**DESCRIPTION OF THE TASK:**
Spot each line in the records below where the word "Transfer" occurs, then copy it.

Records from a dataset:
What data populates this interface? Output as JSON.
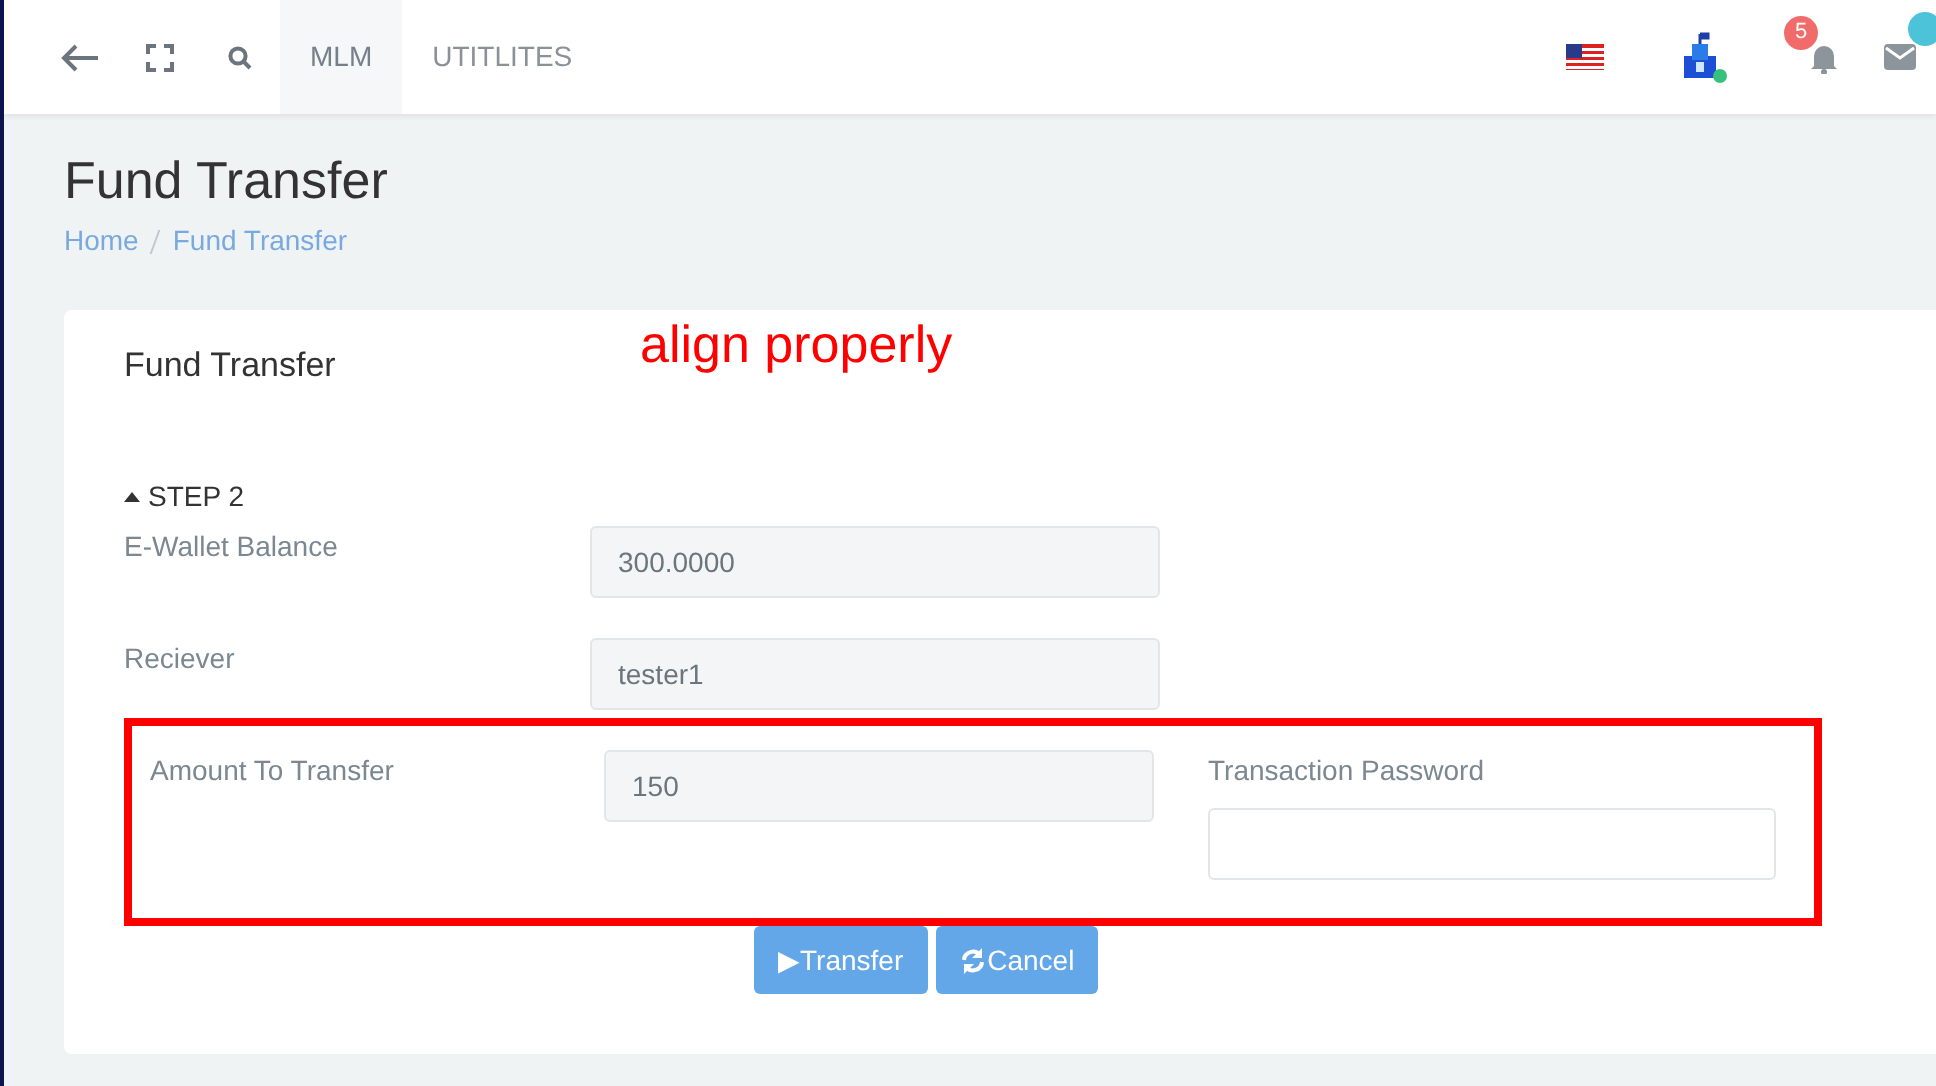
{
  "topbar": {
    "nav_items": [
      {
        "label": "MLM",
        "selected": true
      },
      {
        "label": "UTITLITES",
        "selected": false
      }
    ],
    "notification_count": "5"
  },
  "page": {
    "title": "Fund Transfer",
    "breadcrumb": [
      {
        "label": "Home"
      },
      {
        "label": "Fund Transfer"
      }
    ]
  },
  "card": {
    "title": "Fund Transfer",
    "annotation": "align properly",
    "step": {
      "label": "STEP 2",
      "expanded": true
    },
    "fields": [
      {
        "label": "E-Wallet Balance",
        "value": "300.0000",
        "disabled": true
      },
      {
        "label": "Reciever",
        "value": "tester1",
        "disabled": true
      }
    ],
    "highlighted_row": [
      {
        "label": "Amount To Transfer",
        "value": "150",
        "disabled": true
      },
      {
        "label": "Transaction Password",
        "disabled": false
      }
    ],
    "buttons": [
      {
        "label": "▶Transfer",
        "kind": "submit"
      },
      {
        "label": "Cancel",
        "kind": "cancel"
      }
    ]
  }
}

**COMPLETED EXERCISE:**
    "title": "Fund Transfer",
        "label": "Fund Transfer"
    "title": "Fund Transfer",
        "label": "Amount To Transfer",
        "label": "▶Transfer",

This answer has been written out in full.